The need for teacher training and curriculum reform is at the top of campaigners' agendas. "We're disappointed but not surprised by this example," says Jordan Daly, the co-founder of Time for Inclusive Education [TIE]. His grassroots campaign focuses on making politicians and wider society aware of the reality LGBTI school students in Scotland face. "We're in schools on a monthly basis, so we know this is by no means an isolated incident." 

Studies have repeatedly shown a startling level of self-harm and mental illness reported by LGBTI school students. Trans students are particularly at risk. In 2015, Daly and colleagues began a tour of schools. Shocking stories included one in which a teacher singled out a trans pupils for ridicule in front of the class. More commonly, though, staff told them the same story: we just don't know what we're allowed to say about gay relationships. 

This is the point, according to Daly - retraining, or rather the lack of it. For some of those teachers trained during the 1980s and 1990s, when Section 28 prevented local authorities from "promoting homosexuality", confusion still reigns about what they can and cannot teach - or even mention in front of their pupils. 

The infamous clause was specific in its homophobia: the "acceptability of homosexuality as a pretended family relationship" could not be mentioned in schools. But it's been 17 years since the clause was repealed in Scotland - indeed, it was one of the very first acts of the new Scottish Parliament (the rest of the UK followed suit three years later). Why are we still hearing this archaic language? 
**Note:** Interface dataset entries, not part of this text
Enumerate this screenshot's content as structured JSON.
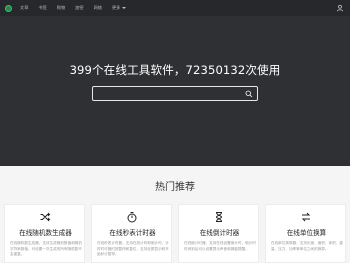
{
  "nav": {
    "items": [
      "文章",
      "书签",
      "购物",
      "加密",
      "网络"
    ],
    "more_label": "更多"
  },
  "hero": {
    "title": "399个在线工具软件，72350132次使用",
    "search_value": ""
  },
  "section": {
    "title": "热门推荐"
  },
  "cards": [
    {
      "title": "在线随机数生成器",
      "icon": "shuffle-icon",
      "desc": "在线随机数生成器，支持生成随机数值和随机字符串数值，可设置一次生成的所有随机数不会重复。"
    },
    {
      "title": "在线秒表计时器",
      "icon": "stopwatch-icon",
      "desc": "在线秒表计时器，支持在线计时和倒计时，计时时可随时按暂停和复位，支持全屏显示和开始秒计暂停。"
    },
    {
      "title": "在线倒计时器",
      "icon": "hourglass-icon",
      "desc": "在线倒计时器，支持在线设置倒计时，倒计时时间到后可以设置提示声音和弹窗提醒。"
    },
    {
      "title": "在线单位换算",
      "icon": "unit-convert-icon",
      "desc": "在线单位换算器，支持长度、面积、体积、重量、压力、功率等单位之间的换算。"
    }
  ],
  "colors": {
    "navbar": "#26282c",
    "hero": "#2f3034",
    "accent": "#1f8a4c"
  }
}
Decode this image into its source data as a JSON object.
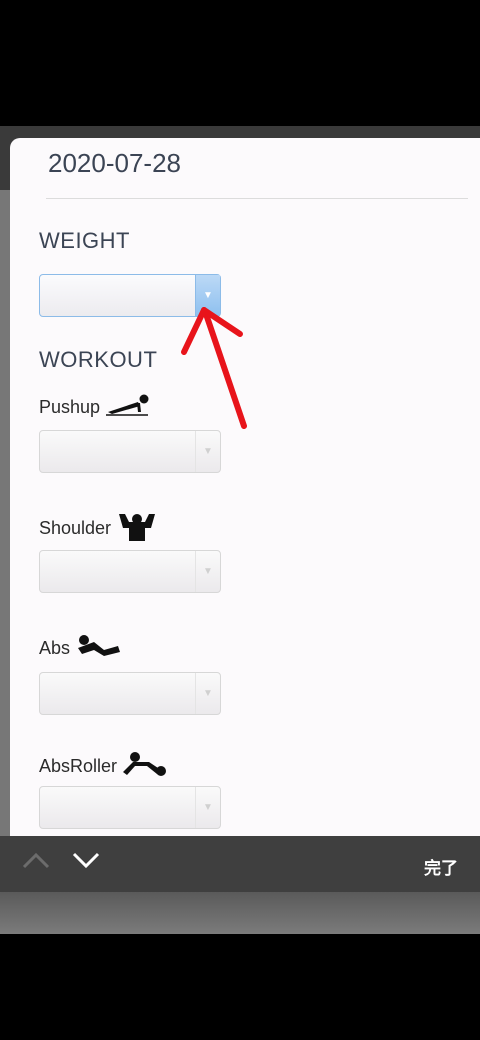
{
  "date": "2020-07-28",
  "weight": {
    "title": "WEIGHT"
  },
  "workout": {
    "title": "WORKOUT",
    "exercises": [
      {
        "label": "Pushup",
        "icon": "pushup-icon"
      },
      {
        "label": "Shoulder",
        "icon": "shoulder-press-icon"
      },
      {
        "label": "Abs",
        "icon": "situp-icon"
      },
      {
        "label": "AbsRoller",
        "icon": "ab-roller-icon"
      }
    ]
  },
  "toolbar": {
    "done_label": "完了"
  },
  "colors": {
    "arrow": "#e8141b",
    "active_select": "#8ec0ef",
    "heading": "#3b4454"
  }
}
"We repealed, we clapped and cheered, and then we just forgot," Daly says. After the bitter campaign in Scotland, in which an alliance of churches led by millionaire businessman Brian Souter poured money into "Keeping the Clause", the government was pleased with its victory, which seemed to establish Holyrood as a progressive political space early on in the life of the parliament. But without updating the curriculum or retraining teaching staff, Daly argues, it left a "massive vacuum" of uncertainty. 

The Stonewall research suggests a similar confusion is likely across the UK. Daly doesn't believe the situation in Scotland is notably worse than in England, and disputes the oft-cited allegation that the issue is somehow worse in Scotland's denominational schools. Homophobia may be "wrapped up in the language of religious belief" in certain schools, he says, but it's "just as much of a problem elsewhere. The TIE campaign doesn't have different strategies for different schools." 

After initial disappointments - their thousands-strong petition to change the curriculum was thrown out by parliament in 2016 - the campaign has won the support of leaders such as Nicola Sturgeon and Kezia Dugdale, and recently, the backing of a majority of MSPs. The Scottish government has set up a working group, and promised a national strategy. 

But for Daly, who himself struggled at a young age with his sexuality and society's failure to accept it, the matter remains an urgent one.  At just 21, he can reel off countless painful stories of young LGBTI students - some of which end in tragedy. One of the saddest elements of the story from St Kentigern's is that the pupil claimed his school was the safest place he had to express his identity, because he was not out at home. Perhaps for a gay pupil in ten years time, that will be a guarantee. 

0800 7318496